By Lisa Crunk, Lead Photo Archivist, Naval History and Heritage Command
For a photographic archivist like me, a huge pile of donated scrapbooks, photo albums and donated photographs can be hard work. Sometimes images are without description, sometimes the donor is not on record and sometimes the photos are fragile. Magnetic pages, glue and metal fasteners – like paperclips or staples – often found in scrapbooks and photo albums can cause the images to deteriorate. But many of the photos are real gems, worth every effort my coworkers and I take to archive them to make them available for future generations.
In the process of preparing materials for transfer to new storage systems at Naval History and Heritage Command’s Photo Archive, my coworkers, Dave Colamaria, Jonathan Roscoe and I, are tackling the massive backlog of riches from the past, our donated imagery. Earlier this year, Feb. 5, Dave and John uncovered a veritable diamond amongst the gems when the uncovered a donation that has never been made available to the public.
They showed me two, well-aged, wooden boxes. Worn scratches on the surface of the boxes revealed an amazing inscription:
US Naval Military Activities
In and Around Manila
Spanish – American War – 1898
and Philippine Insurrection
To say we were excited might be an understatement. Inside, were 325 tissue-paper wrapped slides made entirely of glass. Based on the delicate paper wrapping that still encased the majority of slides, it appears most had not been viewed in decades.
Delving into this wonderful collection, we found glass slides covering the Spanish-American War and the Philippine Insurrection. One of the best things about this find is nearly all of the slides have an included description. To us, this suggests they were used as a presentation or lantern show. Though most are black and white, some have been hand tinted in color. Also, of great interest to the Navy during the bi-centennial of the War of 1812, the collection includes a few slides depicting paintings from the centennial commemoration of the war. My coworkers and I agree, given the presence of the War of 1812 slides, as well as images of the battleship Maine being excavated (1911-1912), that the slides were created around 1912.
From the inscription, these glass slides appear to have originally belonged to and in some cases may have been photographed by Douglas White, a war correspondent at one time employed by the San Francisco Examiner. Since February, more information has been revealed through research. We found that the slides were originally donated to the San Francisco Museum of Science and Industry by Mrs. Charles Dutreaux, wife of Lt. C.J. Dutreaux, whose image appears in one of the slides. Correspondence from the museum to Commodore Dudley W. Knox, suggests that the collection was sent to the Naval Historical Foundation, Jan. 3, 1948. The Naval Historical Foundation maintained the collection until 2008, when we received it
These slides are a window into a time more than a century ago. They show many scenes from the times, including the raising of USS Olympia’s flag over Manila, USS Charleston convoying the first U.S. troops and ships officers and crew, the execution wall at Cavite, Philippines, capture of Manila, Spanish prisoners, troops landing at Camp Dewy, naval camps and Signal Corps, as just a sampling.

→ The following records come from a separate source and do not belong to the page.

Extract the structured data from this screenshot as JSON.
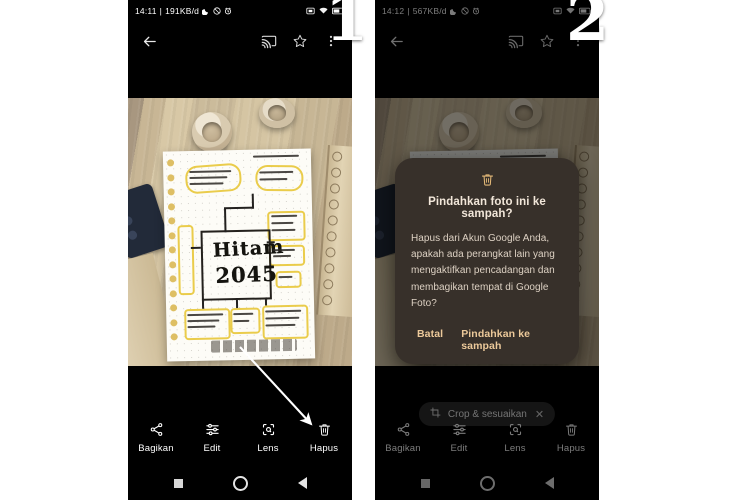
{
  "screens": [
    {
      "badge": "1",
      "statusbar": {
        "time": "14:11",
        "separator": "|",
        "data_rate": "191KB/d",
        "left_icons": [
          "moon-icon",
          "do-not-disturb-icon",
          "alarm-icon"
        ],
        "right_icons": [
          "screenshot-icon",
          "wifi-icon",
          "battery-icon"
        ]
      },
      "appbar": {
        "back_label": "Kembali",
        "icons": [
          "back-arrow-icon",
          "cast-icon",
          "star-icon",
          "more-options-icon"
        ]
      },
      "photo": {
        "description": "Foto catatan mind map tulisan tangan di atas meja kayu",
        "note_title_line1": "Hitam",
        "note_title_line2": "2045"
      },
      "annotation": {
        "type": "arrow",
        "points_to": "Hapus"
      },
      "toolbar": [
        {
          "icon": "share-icon",
          "label": "Bagikan"
        },
        {
          "icon": "edit-icon",
          "label": "Edit"
        },
        {
          "icon": "lens-icon",
          "label": "Lens"
        },
        {
          "icon": "trash-icon",
          "label": "Hapus"
        }
      ],
      "navbar": [
        "recents-icon",
        "home-icon",
        "back-icon"
      ]
    },
    {
      "badge": "2",
      "statusbar": {
        "time": "14:12",
        "separator": "|",
        "data_rate": "567KB/d",
        "left_icons": [
          "moon-icon",
          "do-not-disturb-icon",
          "alarm-icon"
        ],
        "right_icons": [
          "screenshot-icon",
          "wifi-icon",
          "battery-icon"
        ]
      },
      "appbar": {
        "back_label": "Kembali",
        "icons": [
          "back-arrow-icon",
          "cast-icon",
          "star-icon",
          "more-options-icon"
        ]
      },
      "dialog": {
        "icon": "trash-icon",
        "title": "Pindahkan foto ini ke sampah?",
        "body": "Hapus dari Akun Google Anda, apakah ada perangkat lain yang mengaktifkan pencadangan dan membagikan tempat di Google Foto?",
        "cancel_label": "Batal",
        "confirm_label": "Pindahkan ke sampah"
      },
      "chip": {
        "icon": "crop-icon",
        "label": "Crop & sesuaikan",
        "close_icon": "close-icon"
      },
      "toolbar": [
        {
          "icon": "share-icon",
          "label": "Bagikan"
        },
        {
          "icon": "edit-icon",
          "label": "Edit"
        },
        {
          "icon": "lens-icon",
          "label": "Lens"
        },
        {
          "icon": "trash-icon",
          "label": "Hapus"
        }
      ],
      "navbar": [
        "recents-icon",
        "home-icon",
        "back-icon"
      ]
    }
  ],
  "colors": {
    "page_background": "#ffffff",
    "phone_background": "#000000",
    "dialog_background": "#37302a",
    "dialog_action_text": "#ecc99a",
    "dialog_title_text": "#f2e7da",
    "chip_background": "#2c2c2c",
    "annotation_arrow": "#ffffff",
    "highlighter_yellow": "#e8c83c"
  }
}
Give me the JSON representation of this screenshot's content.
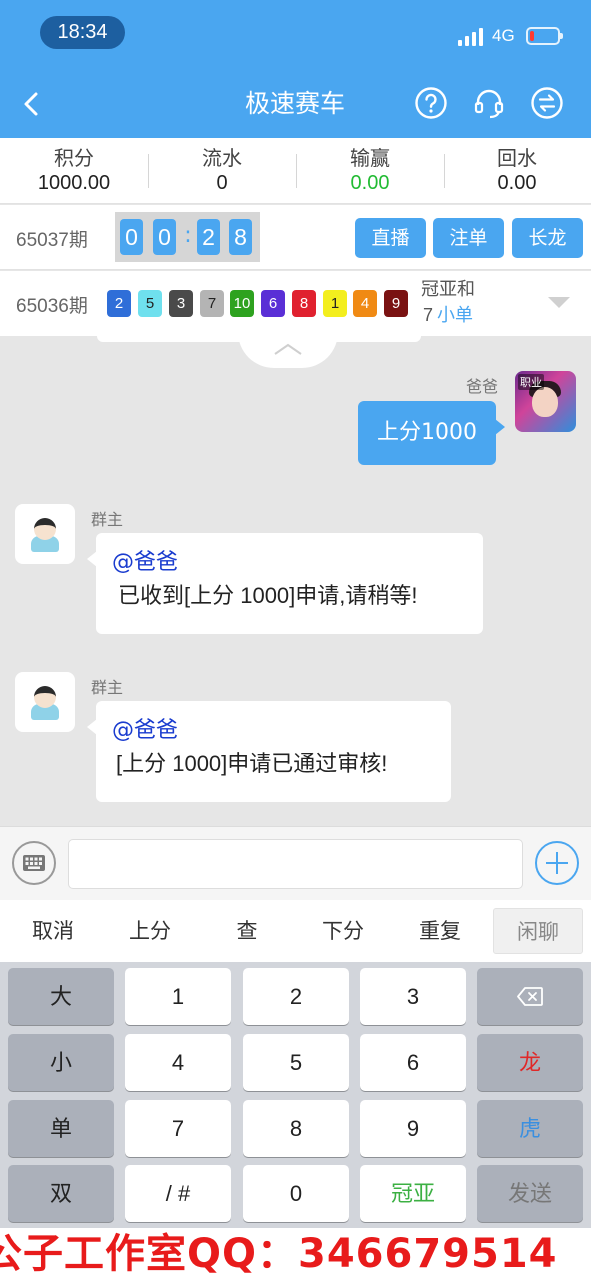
{
  "status_bar": {
    "time": "18:34",
    "network": "4G",
    "battery_level": 0.15
  },
  "header": {
    "title": "极速赛车",
    "icons": [
      "back-icon",
      "help-icon",
      "headset-icon",
      "switch-icon"
    ]
  },
  "stats": [
    {
      "label": "积分",
      "value": "1000.00"
    },
    {
      "label": "流水",
      "value": "0"
    },
    {
      "label": "输赢",
      "value": "0.00"
    },
    {
      "label": "回水",
      "value": "0.00"
    }
  ],
  "current_round": {
    "period": "65037期",
    "countdown": [
      "0",
      "0",
      "2",
      "8"
    ],
    "colon": ":",
    "buttons": [
      "直播",
      "注单",
      "长龙"
    ]
  },
  "last_round": {
    "period": "65036期",
    "balls": [
      {
        "n": "2",
        "color": "#2f6ed8"
      },
      {
        "n": "5",
        "color": "#6fe0ee"
      },
      {
        "n": "3",
        "color": "#4a4a4a"
      },
      {
        "n": "7",
        "color": "#b4b4b4"
      },
      {
        "n": "10",
        "color": "#2ea21f"
      },
      {
        "n": "6",
        "color": "#5a2fd6"
      },
      {
        "n": "8",
        "color": "#e0212f"
      },
      {
        "n": "1",
        "color": "#f3ee1e"
      },
      {
        "n": "4",
        "color": "#f08a14"
      },
      {
        "n": "9",
        "color": "#7a1212"
      }
    ],
    "sum_label": "冠亚和",
    "sum_value": "7",
    "sum_tags": "小单"
  },
  "messages": [
    {
      "sender": "爸爸",
      "side": "right",
      "text": "上分1000"
    },
    {
      "sender": "群主",
      "side": "left",
      "mention": "@爸爸",
      "text": "已收到[上分 1000]申请,请稍等!"
    },
    {
      "sender": "群主",
      "side": "left",
      "mention": "@爸爸",
      "text": "[上分 1000]申请已通过审核!"
    }
  ],
  "avatar_badge": "职业",
  "input": {
    "placeholder": ""
  },
  "quick_actions": [
    "取消",
    "上分",
    "查",
    "下分",
    "重复",
    "闲聊"
  ],
  "keypad": {
    "rows": [
      [
        "大",
        "1",
        "2",
        "3",
        ""
      ],
      [
        "小",
        "4",
        "5",
        "6",
        "龙"
      ],
      [
        "单",
        "7",
        "8",
        "9",
        "虎"
      ],
      [
        "双",
        "/ #",
        "0",
        "冠亚",
        "发送"
      ]
    ]
  },
  "watermark": "公子工作室QQ：346679514",
  "colors": {
    "primary": "#4aa6f0",
    "win_green": "#22bb33",
    "mention_blue": "#1a3ccf",
    "dragon_red": "#e02828",
    "watermark_red": "#e81b1b"
  }
}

What makes this so significant a find for us at NHHC? The Navy played a central role in nearly every aspect of the Spanish-American war, from logistics to diplomacy. Historical research on the subject notes that American planners and leaders anticipated that the fight with Spain would be primarily a naval war. The U.S. Navy’s victories at Manila Bay and Santiago de Cuba were pivotal events that turned the course of the war and joint Army-Navy operations at Santiago, Puerto Rico, and Manila sealed the success won by the U.S. Navy’s command of the seas.
Having found them, our next step is to preserve them for the future. That starts with digitization, scanning each slide for eventual exhibition on the Naval History and Heritage Command’s website. After that we need to make sure the slides are in sleeves that will prevent deterioration and then archive them so they will never be lost again.
We may never know which of these slides is truly unique. We have located copies of several of the images within various archival collections throughout the country. Despite this, were still excited and proud to be the repository of such a historically significant collection.